Review by Paul Castles
If you want to know the secret behind making a blindingly brilliant doom album then Consolamentum can safely be held aloft to the dark lords as the template by which all future offerings must aspire to. This is a mesmerizing journey to both nowhere and everywhere at the same time. It touches nothing and yet it reaches out to everything. Hail The Wounded Kings!
As opening numbers go ‘Gnosis’ is a deathly journey into the abyss, plunging deeper into your soul in a desolately bleak landscape carved firmly from the sorrowful sacred desolation of Dartmoor. The intro weaves slowly through four and a half minutes of barren beauty before a steady heightening in tempo finally signals the welcome entry to the party of hypnotic chanteuse Sharie Neyland.
With an unsettling cry of ‘I saw the Devil, he made my shadows flesh’ the opening track holds you in its grip for 13 minutes but its greatness comes not simply through its admirable length but through its sheer spellbinding heaviness. ‘Gnosis’ almost drains you dry, its crushing presence weighing you down like a biblical tablet of stone thrown down by the gods. The final minute sees the intensity whipped up into a throbbing whirlwind with a spiraling guitar cutting through the mayhem.

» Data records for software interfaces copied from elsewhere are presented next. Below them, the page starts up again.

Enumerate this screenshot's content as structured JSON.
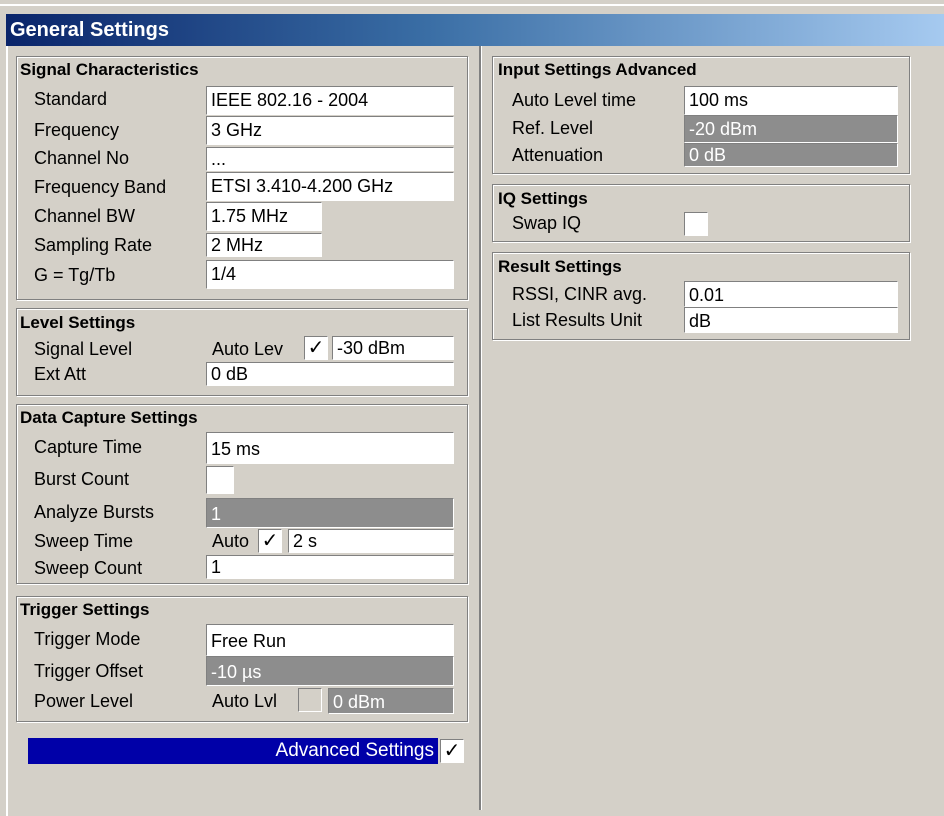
{
  "window": {
    "title": "General Settings"
  },
  "signal": {
    "title": "Signal Characteristics",
    "standard_label": "Standard",
    "standard_value": "IEEE 802.16 - 2004",
    "frequency_label": "Frequency",
    "frequency_value": "3 GHz",
    "channel_label": "Channel No",
    "channel_value": "...",
    "band_label": "Frequency Band",
    "band_value": "ETSI 3.410-4.200 GHz",
    "bw_label": "Channel BW",
    "bw_value": "1.75 MHz",
    "rate_label": "Sampling Rate",
    "rate_value": "2 MHz",
    "g_label": "G = Tg/Tb",
    "g_value": "1/4"
  },
  "level": {
    "title": "Level Settings",
    "signal_label": "Signal Level",
    "auto_label": "Auto Lev",
    "auto_check": "✓",
    "signal_value": "-30 dBm",
    "extatt_label": "Ext Att",
    "extatt_value": "0 dB"
  },
  "capture": {
    "title": "Data Capture Settings",
    "time_label": "Capture Time",
    "time_value": "15 ms",
    "burst_label": "Burst Count",
    "analyze_label": "Analyze Bursts",
    "analyze_value": "1",
    "sweep_time_label": "Sweep Time",
    "sweep_auto_label": "Auto",
    "sweep_auto_check": "✓",
    "sweep_time_value": "2 s",
    "sweep_count_label": "Sweep Count",
    "sweep_count_value": "1"
  },
  "trigger": {
    "title": "Trigger Settings",
    "mode_label": "Trigger Mode",
    "mode_value": "Free Run",
    "offset_label": "Trigger Offset",
    "offset_value": "-10 µs",
    "power_label": "Power Level",
    "power_auto_label": "Auto Lvl",
    "power_value": "0 dBm"
  },
  "advanced": {
    "label": "Advanced Settings",
    "check": "✓"
  },
  "input_adv": {
    "title": "Input Settings Advanced",
    "auto_time_label": "Auto Level time",
    "auto_time_value": "100 ms",
    "ref_label": "Ref. Level",
    "ref_value": "-20 dBm",
    "att_label": "Attenuation",
    "att_value": "0 dB"
  },
  "iq": {
    "title": "IQ Settings",
    "swap_label": "Swap IQ"
  },
  "result": {
    "title": "Result Settings",
    "rssi_label": "RSSI, CINR avg.",
    "rssi_value": "0.01",
    "unit_label": "List Results Unit",
    "unit_value": "dB"
  }
}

Not all of the seven tracks on Consolamentum are quite as overwhelming as the opener, ‘Lost Bride’ almost enjoying a jaunty start before Sharie’s quivering vocals scythe through pleading achingly ‘Lost Bride reclaim your throne’. There are some softer passages to helps ease the wounds, so to speak, in the shape of the thoughtful instrumental pieces ‘Elige Magistrum’ and ‘Space Conqueror’ but it is the lengthier more substantial slices that are the Kings’ bread and butter.

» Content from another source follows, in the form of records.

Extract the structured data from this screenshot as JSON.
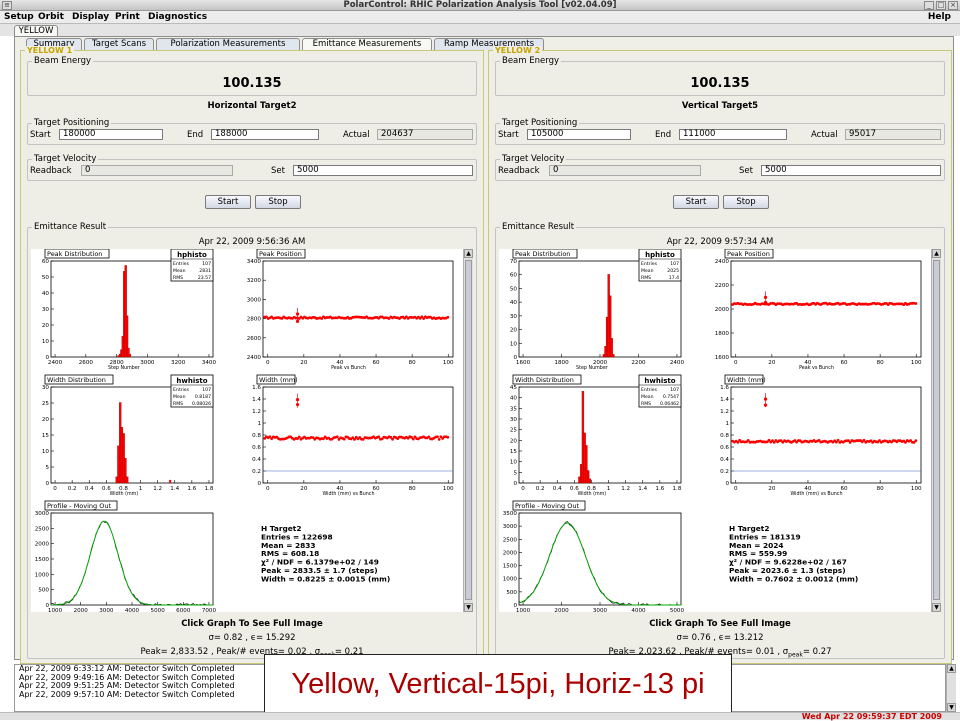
{
  "window": {
    "title": "PolarControl: RHIC Polarization Analysis Tool [v02.04.09]"
  },
  "menu": {
    "items": [
      "Setup",
      "Orbit",
      "Display",
      "Print",
      "Diagnostics"
    ],
    "help": "Help"
  },
  "ring_tab": "YELLOW",
  "tabs": [
    "Summary",
    "Target Scans",
    "Polarization Measurements",
    "Emittance Measurements",
    "Ramp Measurements"
  ],
  "panels": [
    {
      "title": "YELLOW 1",
      "beam_energy_label": "Beam Energy",
      "beam_energy": "100.135",
      "target_name": "Horizontal Target2",
      "positioning_label": "Target Positioning",
      "start_label": "Start",
      "start": "180000",
      "end_label": "End",
      "end": "188000",
      "actual_label": "Actual",
      "actual": "204637",
      "velocity_label": "Target Velocity",
      "readback_label": "Readback",
      "readback": "0",
      "set_label": "Set",
      "set": "5000",
      "start_button": "Start",
      "stop_button": "Stop",
      "result_label": "Emittance Result",
      "timestamp": "Apr 22, 2009 9:56:36 AM",
      "click_text": "Click Graph To See Full Image",
      "sigma_line": "σ= 0.82 , ϵ= 15.292",
      "peak_line_a": "Peak= 2,833.52 , Peak/# events= 0.02 , σ",
      "peak_sub": "peak",
      "peak_line_b": "= 0.21",
      "plots": {
        "peak_dist": {
          "title": "Peak Distribution",
          "stats_name": "hphisto",
          "entries_label": "Entries",
          "entries": "107",
          "mean_label": "Mean",
          "mean": "2831",
          "rms_label": "RMS",
          "rms": "23.57",
          "xticks": [
            "2400",
            "2600",
            "2800",
            "3000",
            "3200",
            "3400"
          ],
          "yticks": [
            "0",
            "10",
            "20",
            "30",
            "40",
            "50",
            "60"
          ],
          "xlabel": "Step Number"
        },
        "peak_pos": {
          "title": "Peak Position",
          "yticks": [
            "2400",
            "2600",
            "2800",
            "3000",
            "3200",
            "3400"
          ],
          "xticks": [
            "0",
            "20",
            "40",
            "60",
            "80",
            "100"
          ],
          "xlabel": "Peak vs Bunch"
        },
        "width_dist": {
          "title": "Width Distribution",
          "stats_name": "hwhisto",
          "entries_label": "Entries",
          "entries": "107",
          "mean_label": "Mean",
          "mean": "0.8187",
          "rms_label": "RMS",
          "rms": "0.08026",
          "xticks": [
            "0",
            "0.2",
            "0.4",
            "0.6",
            "0.8",
            "1",
            "1.2",
            "1.4",
            "1.6",
            "1.8"
          ],
          "yticks": [
            "0",
            "5",
            "10",
            "15",
            "20",
            "25",
            "30"
          ],
          "xlabel": "Width (mm)"
        },
        "width": {
          "title": "Width (mm)",
          "yticks": [
            "0",
            "0.2",
            "0.4",
            "0.6",
            "0.8",
            "1",
            "1.2",
            "1.4",
            "1.6"
          ],
          "xticks": [
            "0",
            "20",
            "40",
            "60",
            "80",
            "100"
          ],
          "xlabel": "Width (mm) vs Bunch"
        },
        "profile": {
          "title": "Profile - Moving Out",
          "yticks": [
            "0",
            "500",
            "1000",
            "1500",
            "2000",
            "2500",
            "3000"
          ],
          "xticks": [
            "1000",
            "2000",
            "3000",
            "4000",
            "5000",
            "6000",
            "7000"
          ],
          "xlabel": "Profile - Moving Out"
        }
      },
      "fit": {
        "name": "H Target2",
        "entries": "Entries = 122698",
        "mean": "Mean =    2833",
        "rms": "RMS =    608.18",
        "chi": "χ² / NDF = 6.1379e+02 / 149",
        "peak": "Peak =    2833.5 ±    1.7 (steps)",
        "width": "Width =   0.8225 ±  0.0015 (mm)"
      }
    },
    {
      "title": "YELLOW 2",
      "beam_energy_label": "Beam Energy",
      "beam_energy": "100.135",
      "target_name": "Vertical Target5",
      "positioning_label": "Target Positioning",
      "start_label": "Start",
      "start": "105000",
      "end_label": "End",
      "end": "111000",
      "actual_label": "Actual",
      "actual": "95017",
      "velocity_label": "Target Velocity",
      "readback_label": "Readback",
      "readback": "0",
      "set_label": "Set",
      "set": "5000",
      "start_button": "Start",
      "stop_button": "Stop",
      "result_label": "Emittance Result",
      "timestamp": "Apr 22, 2009 9:57:34 AM",
      "click_text": "Click Graph To See Full Image",
      "sigma_line": "σ= 0.76 , ϵ= 13.212",
      "peak_line_a": "Peak= 2,023.62 , Peak/# events= 0.01 , σ",
      "peak_sub": "peak",
      "peak_line_b": "= 0.27",
      "plots": {
        "peak_dist": {
          "title": "Peak Distribution",
          "stats_name": "hphisto",
          "entries_label": "Entries",
          "entries": "107",
          "mean_label": "Mean",
          "mean": "2025",
          "rms_label": "RMS",
          "rms": "17.4",
          "xticks": [
            "1600",
            "1800",
            "2000",
            "2200",
            "2400"
          ],
          "yticks": [
            "0",
            "10",
            "20",
            "30",
            "40",
            "50",
            "60",
            "70"
          ],
          "xlabel": "Step Number"
        },
        "peak_pos": {
          "title": "Peak Position",
          "yticks": [
            "1600",
            "1800",
            "2000",
            "2200",
            "2400"
          ],
          "xticks": [
            "0",
            "20",
            "40",
            "60",
            "80",
            "100"
          ],
          "xlabel": "Peak vs Bunch"
        },
        "width_dist": {
          "title": "Width Distribution",
          "stats_name": "hwhisto",
          "entries_label": "Entries",
          "entries": "107",
          "mean_label": "Mean",
          "mean": "0.7547",
          "rms_label": "RMS",
          "rms": "0.06462",
          "xticks": [
            "0",
            "0.2",
            "0.4",
            "0.6",
            "0.8",
            "1",
            "1.2",
            "1.4",
            "1.6",
            "1.8"
          ],
          "yticks": [
            "0",
            "5",
            "10",
            "15",
            "20",
            "25",
            "30",
            "35",
            "40",
            "45"
          ],
          "xlabel": "Width (mm)"
        },
        "width": {
          "title": "Width (mm)",
          "yticks": [
            "0",
            "0.2",
            "0.4",
            "0.6",
            "0.8",
            "1",
            "1.2",
            "1.4",
            "1.6"
          ],
          "xticks": [
            "0",
            "20",
            "40",
            "60",
            "80",
            "100"
          ],
          "xlabel": "Width (mm) vs Bunch"
        },
        "profile": {
          "title": "Profile - Moving Out",
          "yticks": [
            "0",
            "500",
            "1000",
            "1500",
            "2000",
            "2500",
            "3000",
            "3500"
          ],
          "xticks": [
            "1000",
            "2000",
            "3000",
            "4000",
            "5000"
          ],
          "xlabel": "Profile - Moving Out"
        }
      },
      "fit": {
        "name": "H Target2",
        "entries": "Entries = 181319",
        "mean": "Mean =    2024",
        "rms": "RMS =    559.99",
        "chi": "χ² / NDF = 9.6228e+02 / 167",
        "peak": "Peak =    2023.6 ±    1.3 (steps)",
        "width": "Width =   0.7602 ±  0.0012 (mm)"
      }
    }
  ],
  "log": [
    "Apr 22, 2009 6:33:12 AM: Detector Switch Completed",
    "Apr 22, 2009 9:49:16 AM: Detector Switch Completed",
    "Apr 22, 2009 9:51:25 AM: Detector Switch Completed",
    "Apr 22, 2009 9:57:10 AM: Detector Switch Completed"
  ],
  "annotation": "Yellow, Vertical-15pi, Horiz-13 pi",
  "clock": "Wed Apr 22 09:59:37 EDT 2009",
  "colors": {
    "marker": "#ff0000",
    "fit": "#00aa00",
    "panel_border": "#c8c879",
    "annotation": "#aa0000"
  },
  "chart_data": [
    {
      "type": "bar",
      "title": "Peak Distribution",
      "panel": 0,
      "x": [
        2780,
        2790,
        2800,
        2810,
        2820,
        2830,
        2840,
        2850,
        2860
      ],
      "values": [
        1,
        2,
        5,
        14,
        58,
        62,
        28,
        6,
        2
      ],
      "xlim": [
        2300,
        3450
      ],
      "ylim": [
        0,
        65
      ]
    },
    {
      "type": "scatter",
      "title": "Peak Position",
      "panel": 0,
      "xlim": [
        0,
        110
      ],
      "ylim": [
        2400,
        3450
      ],
      "level": 2830,
      "spread": 10,
      "outliers": [
        [
          20,
          2870
        ],
        [
          20,
          2790
        ]
      ]
    },
    {
      "type": "bar",
      "title": "Width Distribution",
      "panel": 0,
      "x": [
        0.75,
        0.77,
        0.79,
        0.81,
        0.83,
        0.85,
        0.87
      ],
      "values": [
        2,
        12,
        26,
        18,
        16,
        8,
        2
      ],
      "xlim": [
        0,
        1.85
      ],
      "ylim": [
        0,
        31
      ],
      "extra": [
        [
          1.36,
          1
        ]
      ]
    },
    {
      "type": "scatter",
      "title": "Width (mm)",
      "panel": 0,
      "xlim": [
        0,
        110
      ],
      "ylim": [
        0,
        1.75
      ],
      "level": 0.82,
      "spread": 0.025,
      "outliers": [
        [
          20,
          1.43
        ],
        [
          20,
          1.52
        ]
      ]
    },
    {
      "type": "line",
      "title": "Profile - Moving Out",
      "panel": 0,
      "xlim": [
        500,
        7600
      ],
      "ylim": [
        0,
        3400
      ],
      "mean": 2833,
      "sigma": 608,
      "peak": 3100
    },
    {
      "type": "bar",
      "title": "Peak Distribution",
      "panel": 1,
      "x": [
        1990,
        2000,
        2010,
        2020,
        2030,
        2040,
        2050
      ],
      "values": [
        2,
        8,
        30,
        62,
        46,
        14,
        2
      ],
      "xlim": [
        1450,
        2480
      ],
      "ylim": [
        0,
        72
      ]
    },
    {
      "type": "scatter",
      "title": "Peak Position",
      "panel": 1,
      "xlim": [
        0,
        110
      ],
      "ylim": [
        1500,
        2450
      ],
      "level": 2025,
      "spread": 8,
      "outliers": [
        [
          20,
          2090
        ],
        [
          20,
          2040
        ]
      ]
    },
    {
      "type": "bar",
      "title": "Width Distribution",
      "panel": 1,
      "x": [
        0.69,
        0.71,
        0.73,
        0.75,
        0.77,
        0.79,
        0.81
      ],
      "values": [
        3,
        9,
        44,
        24,
        18,
        6,
        2
      ],
      "xlim": [
        0,
        1.85
      ],
      "ylim": [
        0,
        46
      ]
    },
    {
      "type": "scatter",
      "title": "Width (mm)",
      "panel": 1,
      "xlim": [
        0,
        110
      ],
      "ylim": [
        0,
        1.75
      ],
      "level": 0.76,
      "spread": 0.02,
      "outliers": [
        [
          20,
          1.42
        ],
        [
          20,
          1.53
        ]
      ]
    },
    {
      "type": "line",
      "title": "Profile - Moving Out",
      "panel": 1,
      "xlim": [
        500,
        5600
      ],
      "ylim": [
        0,
        3700
      ],
      "mean": 2024,
      "sigma": 560,
      "peak": 3300
    }
  ]
}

Given time to grow and mature at their own pace, the songs are sculpted with great finesse and artistry, the dexterity of which becomes ever more apparent the more you play it. Title track ‘Consolamentum’ flickers into life with patches of gloomy melancholy blinking through the fog as The Wounded Kings create another opening platform bereft of joy and surrounded instead with an impenetrable coat of evil through which only the cloven-hoofed Prince of Darkness can step through. The song is a haunting atmospheric treasure reaching its transfixing climax with Sharie wailing its title over and over again. This is Sharie’s second album with The Wounded Kings since stepping away from her predominately folk background having been enticed over to the dark side by the band’s founder and driving force Steve Mills.

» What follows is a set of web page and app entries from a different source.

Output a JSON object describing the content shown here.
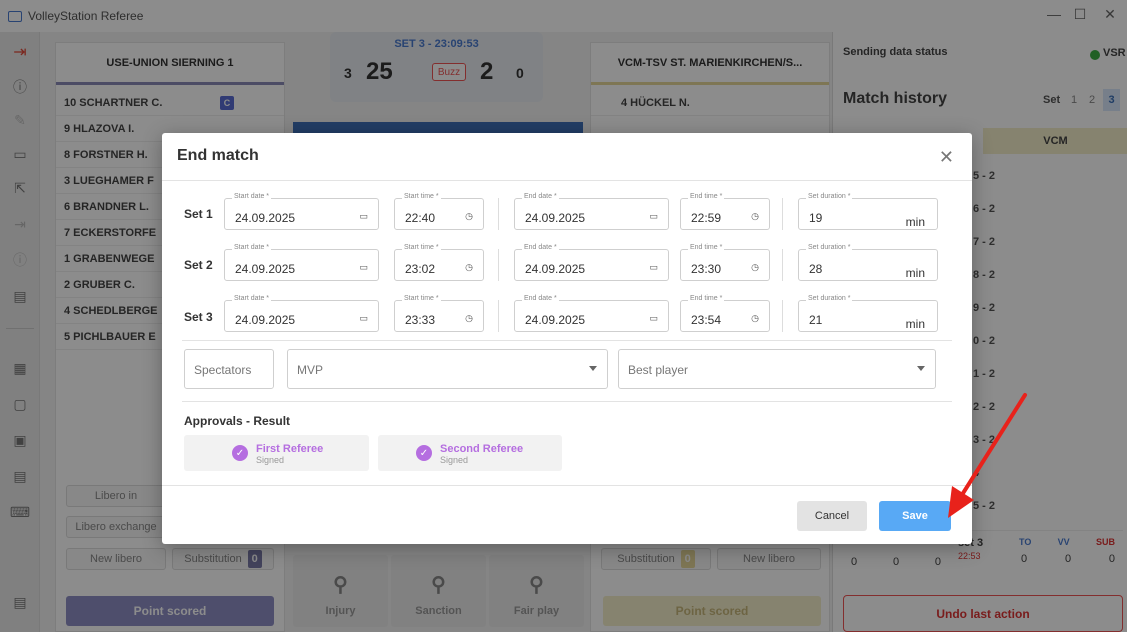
{
  "window": {
    "title": "VolleyStation Referee",
    "minimize": "—",
    "maximize": "☐",
    "close": "✕"
  },
  "left_team": {
    "name": "USE-UNION SIERNING 1",
    "players": [
      {
        "label": "10 SCHARTNER C.",
        "captain": "C"
      },
      {
        "label": "9 HLAZOVA I."
      },
      {
        "label": "8 FORSTNER H."
      },
      {
        "label": "3 LUEGHAMER F"
      },
      {
        "label": "6 BRANDNER L."
      },
      {
        "label": "7 ECKERSTORFE"
      },
      {
        "label": "1 GRABENWEGE"
      },
      {
        "label": "2 GRUBER C."
      },
      {
        "label": "4 SCHEDLBERGE"
      },
      {
        "label": "5 PICHLBAUER E"
      }
    ],
    "libero_in": "Libero in",
    "libero_exchange": "Libero exchange",
    "new_libero": "New libero",
    "substitution": "Substitution",
    "substitution_count": "0",
    "point_scored": "Point scored"
  },
  "score": {
    "set_label": "SET 3 - 23:09:53",
    "left_sets": "3",
    "left_points": "25",
    "buzz": "Buzz",
    "right_points": "2",
    "right_sets": "0"
  },
  "center_actions": {
    "injury": "Injury",
    "sanction": "Sanction",
    "fair_play": "Fair play"
  },
  "right_team": {
    "name": "VCM-TSV ST. MARIENKIRCHEN/S...",
    "players": [
      {
        "label": "4 HÜCKEL N."
      }
    ],
    "substitution": "Substitution",
    "substitution_count": "0",
    "new_libero": "New libero",
    "point_scored": "Point scored"
  },
  "history": {
    "sending_status": "Sending data status",
    "vsr": "VSR",
    "title": "Match history",
    "set_label": "Set",
    "sets": [
      "1",
      "2",
      "3"
    ],
    "team_header": "VCM",
    "rows": [
      "5 - 2",
      "6 - 2",
      "7 - 2",
      "8 - 2",
      "9 - 2",
      "0 - 2",
      "1 - 2",
      "2 - 2",
      "3 - 2",
      "4",
      "5 - 2"
    ],
    "footer_set": "set 3",
    "footer_time": "22:53",
    "footer_left_vals": [
      "0",
      "0",
      "0"
    ],
    "footer_heads": [
      "TO",
      "VV",
      "SUB"
    ],
    "footer_right_vals": [
      "0",
      "0",
      "0"
    ],
    "undo": "Undo last action"
  },
  "dialog": {
    "title": "End match",
    "close": "✕",
    "labels": {
      "start_date": "Start date *",
      "start_time": "Start time *",
      "end_date": "End date *",
      "end_time": "End time *",
      "set_duration": "Set duration *"
    },
    "duration_unit": "min",
    "sets": [
      {
        "label": "Set 1",
        "start_date": "24.09.2025",
        "start_time": "22:40",
        "end_date": "24.09.2025",
        "end_time": "22:59",
        "duration": "19"
      },
      {
        "label": "Set 2",
        "start_date": "24.09.2025",
        "start_time": "23:02",
        "end_date": "24.09.2025",
        "end_time": "23:30",
        "duration": "28"
      },
      {
        "label": "Set 3",
        "start_date": "24.09.2025",
        "start_time": "23:33",
        "end_date": "24.09.2025",
        "end_time": "23:54",
        "duration": "21"
      }
    ],
    "spectators": "Spectators",
    "mvp": "MVP",
    "best_player": "Best player",
    "approvals_title": "Approvals - Result",
    "approvals": [
      {
        "name": "First Referee",
        "status": "Signed"
      },
      {
        "name": "Second Referee",
        "status": "Signed"
      }
    ],
    "cancel": "Cancel",
    "save": "Save"
  },
  "colors": {
    "accent_blue": "#58a9f5",
    "left_team": "#8e8ec5",
    "right_team": "#e6d89a",
    "signed": "#b56ee0",
    "annotation_arrow": "#e8221b"
  }
}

The band’s previous album, In the Chapel of the Black Hand, was an outstanding doom-laden bowl of merciless moans. Consolamentum is a natural progression from that and firmly nails The Wounded Kings to the top of the upturned crippled cross of UK doom. ‘The Silence’ is another sorrowful sojourn through 12 torturous minutes in which the rhythms laid down perfectly by guitarists Steve and Alex Kearney, balance with the sultry symmetry of Sharie’s spartan delivery. Bassist Al Eliadis and drummer Myke Heath ensure the doom-mometre never drops below high with their incessant weighty labours as on the closing ‘Sacrifice’ a mystical monolith that pounds away for two minutes, slowly lowering the curtain on one of the finest albums – doom or otherwise – you’re likely to come across this year.
The album was produced by Chris Fielding (Electric Wizard) and apparently wrapped up in under a week spent holed up in a studio in the Cornish countryside. All involved with Consolamentum have achieved their collective goal of creating a doom album of almost painful heaviness at times but at the same time one crying out with sincerity. You don’t just listen to Consolamentum, you let it devour you.
9 out of 10
- Lost Bride
- Elige Magistrum
- Space Conqueror
- The Silence